Scherzer threw 105 pitches, 80 for strikes. He recorded 10 strikeouts in the outing, his sixth double-digit strikeout start of the season. Scherzer joins Chris Heston as pitchers to have thrown no-hitters this season. Jordan Zimmermann was the last National to throw a no-hitter, who accomplished the feat on the final day of the regular season last year.


Update #2 (6:11 PM EST): Scherzer remains perfect through eight innings. He got Jung Ho Kang to pop out, struck out Francisco Cervelli, and got Pedro Alvarez to ground into the shift, with second baseman Danny Espinosa making a very nice play to get the out with inches to spare. Scherzer has 10 strikeouts on the afternoon. He one more inning left to complete baseball’s 24th perfect game.


Update (5:55 PM EST): He’s perfect through seven innings. Scherzer carved through the top of the Pirates’ batting order, getting Josh Harrison to fly out weakly, then striking out Starling Marte and Andrew McCutchen. Stay tuned for the final two innings as Scherzer attempts to polish off his perfect game.


We could have some history in the making this afternoon at Nationals Park in Washington, D.C., as Nationals right-hander Max Scherzer is perfect through six innings against the Pirates.

Scherzer has struck out seven batters thus far while throwing 50 out of 67 pitches for strikes. He has only had two three-ball counts out of the 18 batters he has faced. He’s cruising.

The Nationals currently lead 1-0 on a solo home run from Bryce Harper. Stay tuned to see if Scherzer can finish it off.

Video: Ken Giles has heated exchange with Ryne Sandberg and Bob McClure in Phillies dugout

ken giles

One day after Red Sox manager John Farrell and left-hander Wade Miley had an argument in the dugout, we saw something similar with the Phillies last night. Watch below as reliever Ken Giles got into it with manager Ryne Sandberg and pitching coach Bob McClure:

This was apparently a difference of opinion on strategy in the eighth inning after Giles committed a throwing error which allowed Josh Harrison to move to second base with two outs. He was instructed to intentionally walk Pedro Alvarez in order to pitch to Francisco Cervelli, but was visibly frustrated with the decision. After giving Alvarez the free pass, he walked Cervelli to loaded the bases and went 3-0 on Jordy Mercer before battling back to strike him out. He made a gesture toward the dugout as he was walking off the mound, which set the stage for the confrontation.

According to Nate Barnes of CSNPhilly.com, Sandberg attempted to downplay the incident after the game while also gently saying that Giles was out of line:

“Everything’s taken care of in-house,” Sandberg said. “Everything’s fine.”

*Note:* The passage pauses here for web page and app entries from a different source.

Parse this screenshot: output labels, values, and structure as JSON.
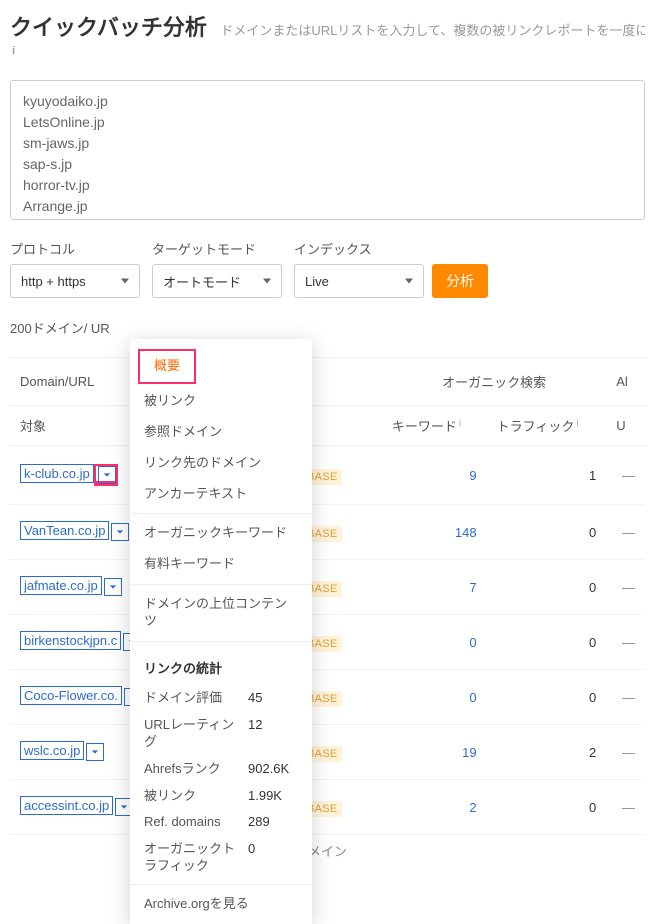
{
  "header": {
    "title": "クイックバッチ分析",
    "subtitle": "ドメインまたはURLリストを入力して、複数の被リンクレポートを一度に"
  },
  "input": {
    "value": "kyuyodaiko.jp\nLetsOnline.jp\nsm-jaws.jp\nsap-s.jp\nhorror-tv.jp\nArrange.jp"
  },
  "controls": {
    "protocol_label": "プロトコル",
    "protocol_value": "http + https",
    "target_label": "ターゲットモード",
    "target_value": "オートモード",
    "index_label": "インデックス",
    "index_value": "Live",
    "analyze": "分析"
  },
  "status": "200ドメイン/ UR",
  "table": {
    "col_domain": "Domain/URL",
    "col_organic": "オーガニック検索",
    "col_al": "Al",
    "col_target": "対象",
    "col_keywords": "キーワード",
    "col_traffic": "トラフィック",
    "col_u": "U",
    "notfound": "FOUND IN OUR DATABASE",
    "rows": [
      {
        "domain": "k-club.co.jp",
        "kw": "9",
        "tr": "1",
        "u": "—"
      },
      {
        "domain": "VanTean.co.jp",
        "kw": "148",
        "tr": "0",
        "u": "—"
      },
      {
        "domain": "jafmate.co.jp",
        "kw": "7",
        "tr": "0",
        "u": "—"
      },
      {
        "domain": "birkenstockjpn.c",
        "kw": "0",
        "tr": "0",
        "u": "—"
      },
      {
        "domain": "Coco-Flower.co.",
        "kw": "0",
        "tr": "0",
        "u": "—"
      },
      {
        "domain": "wslc.co.jp",
        "kw": "19",
        "tr": "2",
        "u": "—"
      },
      {
        "domain": "accessint.co.jp",
        "kw": "2",
        "tr": "0",
        "u": "—"
      }
    ],
    "trailing": "メイン"
  },
  "dropdown": {
    "overview": "概要",
    "backlinks": "被リンク",
    "ref_domains": "参照ドメイン",
    "linked_domains": "リンク先のドメイン",
    "anchor": "アンカーテキスト",
    "org_kw": "オーガニックキーワード",
    "paid_kw": "有料キーワード",
    "top_content": "ドメインの上位コンテンツ",
    "stats_title": "リンクの統計",
    "stats": [
      {
        "k": "ドメイン評価",
        "v": "45"
      },
      {
        "k": "URLレーティング",
        "v": "12"
      },
      {
        "k": "Ahrefsランク",
        "v": "902.6K"
      },
      {
        "k": "被リンク",
        "v": "1.99K"
      },
      {
        "k": "Ref. domains",
        "v": "289"
      },
      {
        "k": "オーガニックトラフィック",
        "v": "0"
      }
    ],
    "archive": "Archive.orgを見る"
  }
}
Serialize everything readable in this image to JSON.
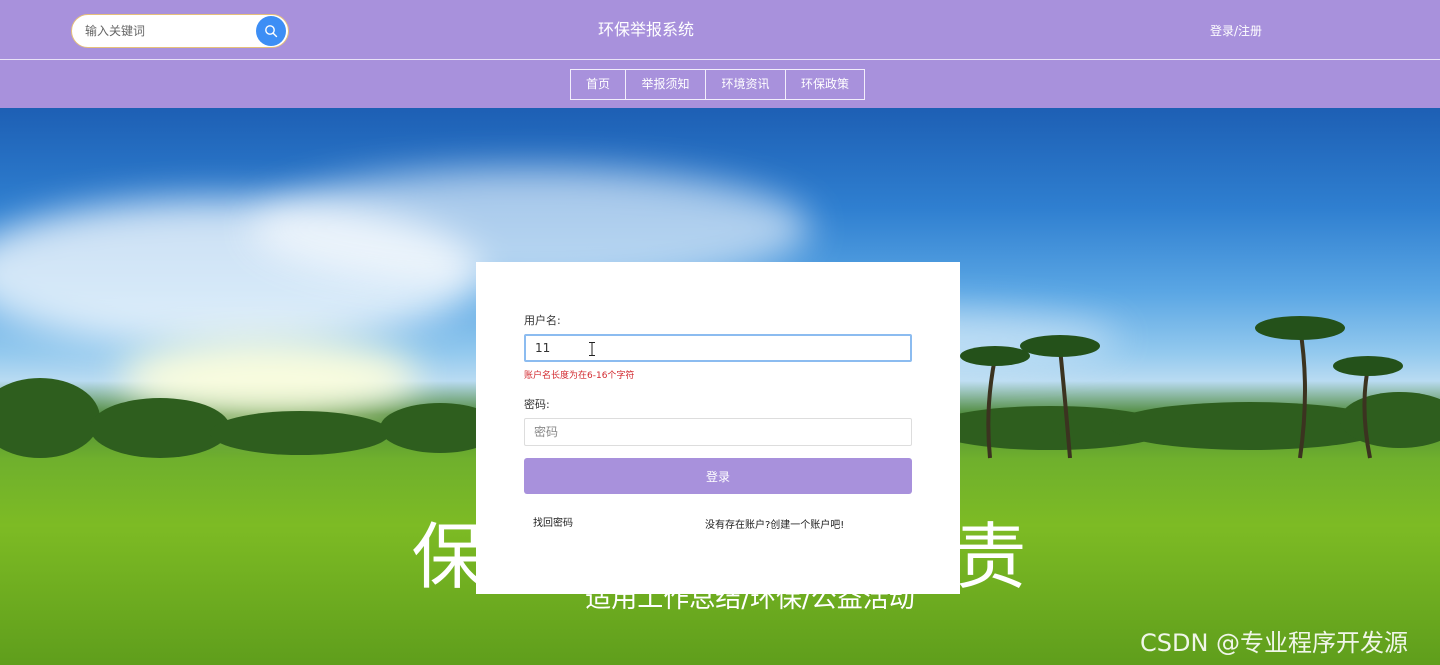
{
  "header": {
    "search_placeholder": "输入关键词",
    "site_title": "环保举报系统",
    "login_register": "登录/注册"
  },
  "nav": {
    "items": [
      {
        "label": "首页"
      },
      {
        "label": "举报须知"
      },
      {
        "label": "环境资讯"
      },
      {
        "label": "环保政策"
      }
    ]
  },
  "hero": {
    "slogan": "保护环境 人人有责",
    "subslogan": "适用工作总结/环保/公益活动"
  },
  "login": {
    "username_label": "用户名:",
    "username_value": "11",
    "username_error": "账户名长度为在6-16个字符",
    "password_label": "密码:",
    "password_placeholder": "密码",
    "login_button": "登录",
    "forgot_password": "找回密码",
    "register_prompt": "没有存在账户?创建一个账户吧!"
  },
  "watermark": "CSDN @专业程序开发源",
  "colors": {
    "header_bg": "#a891dc",
    "search_button": "#3d8ef5",
    "error": "#d2282e"
  },
  "icons": {
    "search": "search-icon"
  }
}
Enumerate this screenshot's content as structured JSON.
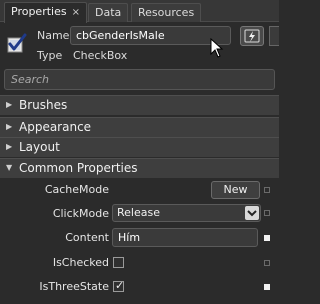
{
  "tabs": [
    {
      "label": "Properties",
      "close": "×",
      "active": true
    },
    {
      "label": "Data",
      "active": false
    },
    {
      "label": "Resources",
      "active": false
    }
  ],
  "header": {
    "icon": "checkbox-icon",
    "name_label": "Name",
    "name_value": "cbGenderIsMale",
    "type_label": "Type",
    "type_value": "CheckBox",
    "events_icon": "lightning-icon"
  },
  "search": {
    "placeholder": "Search"
  },
  "categories": [
    {
      "label": "Brushes",
      "expanded": false
    },
    {
      "label": "Appearance",
      "expanded": false
    },
    {
      "label": "Layout",
      "expanded": false
    },
    {
      "label": "Common Properties",
      "expanded": true
    }
  ],
  "properties": {
    "cachemode": {
      "label": "CacheMode",
      "button": "New"
    },
    "clickmode": {
      "label": "ClickMode",
      "value": "Release"
    },
    "content": {
      "label": "Content",
      "value": "Hím"
    },
    "ischecked": {
      "label": "IsChecked",
      "checked": false
    },
    "isthreestate": {
      "label": "IsThreeState",
      "checked": true,
      "check_glyph": "✓"
    }
  },
  "colors": {
    "background": "#2b2b2b",
    "category": "#3e3e3e",
    "text": "#e6e6e6"
  }
}
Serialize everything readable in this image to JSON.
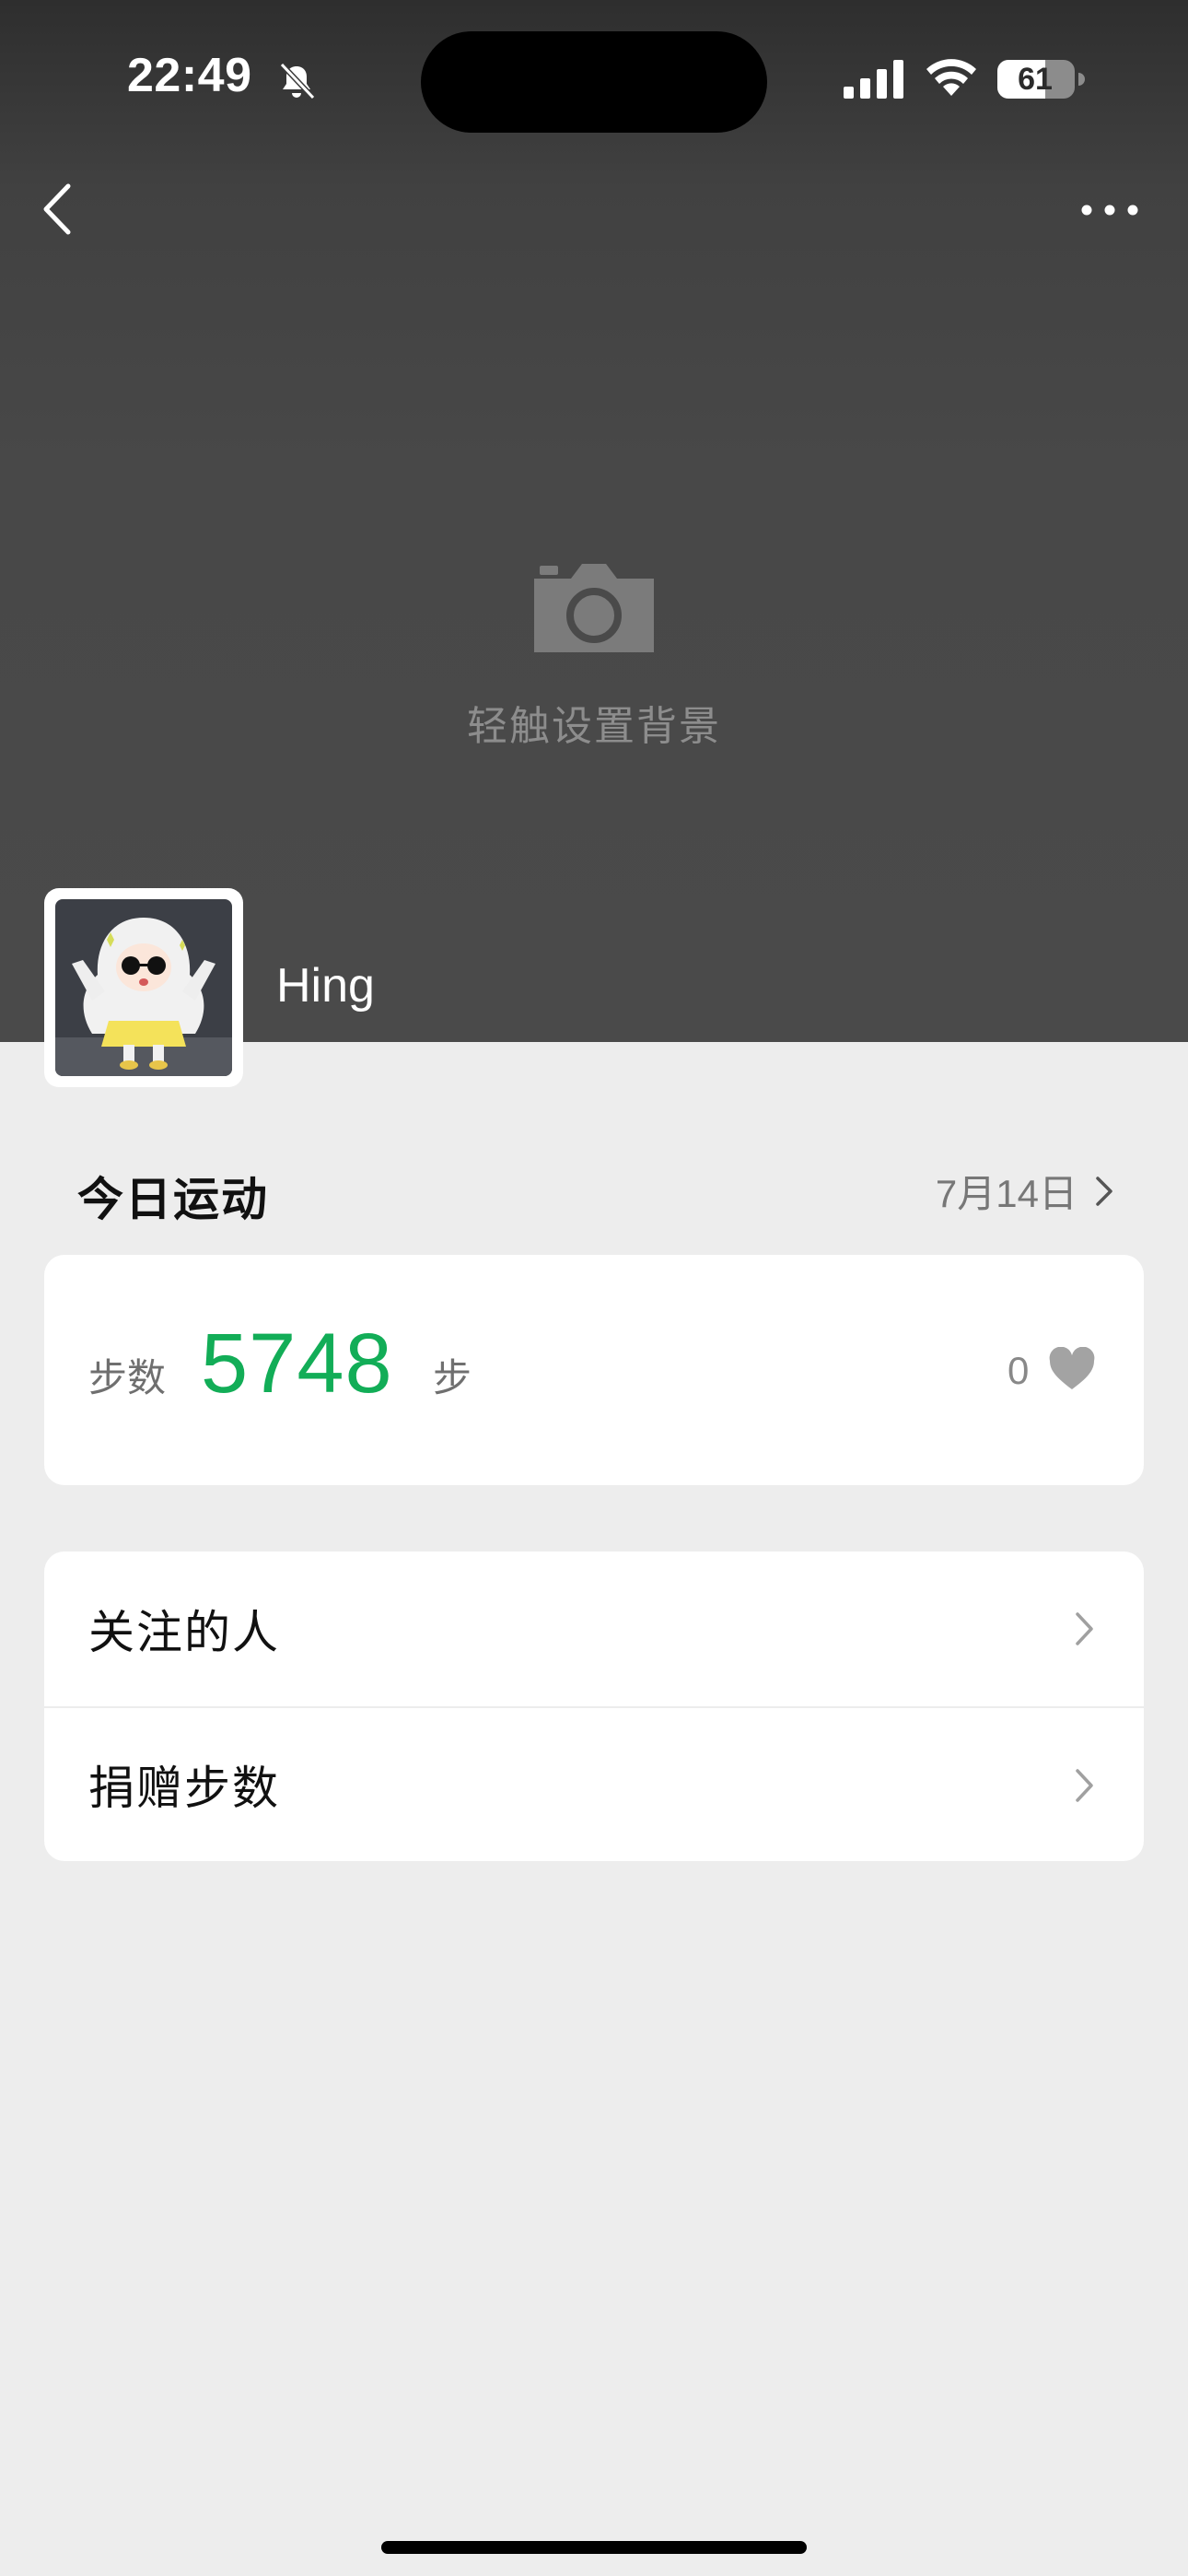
{
  "status_bar": {
    "time": "22:49",
    "battery": "61"
  },
  "cover": {
    "set_background_text": "轻触设置背景"
  },
  "profile": {
    "name": "Hing"
  },
  "today": {
    "title": "今日运动",
    "date": "7月14日"
  },
  "steps": {
    "label": "步数",
    "value": "5748",
    "unit": "步",
    "likes": "0",
    "accent_color": "#12ad57"
  },
  "menu": {
    "items": [
      {
        "label": "关注的人"
      },
      {
        "label": "捐赠步数"
      }
    ]
  },
  "icons": [
    "bell-slash-icon",
    "signal-icon",
    "wifi-icon",
    "battery-icon",
    "back-icon",
    "more-icon",
    "camera-icon",
    "heart-icon",
    "chevron-right-icon"
  ]
}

But in a 0-0 game, the coaching staff didn’t take too kindly to Giles’ ill-timed antics.

“I do like to have players with emotions,” Sandberg said. “There’s a time and a place and a situation to show that.”

The Phillies ended up losing 1-0 to the Pirates in 13 innings. Giles was unavailable for comment after the marathon game.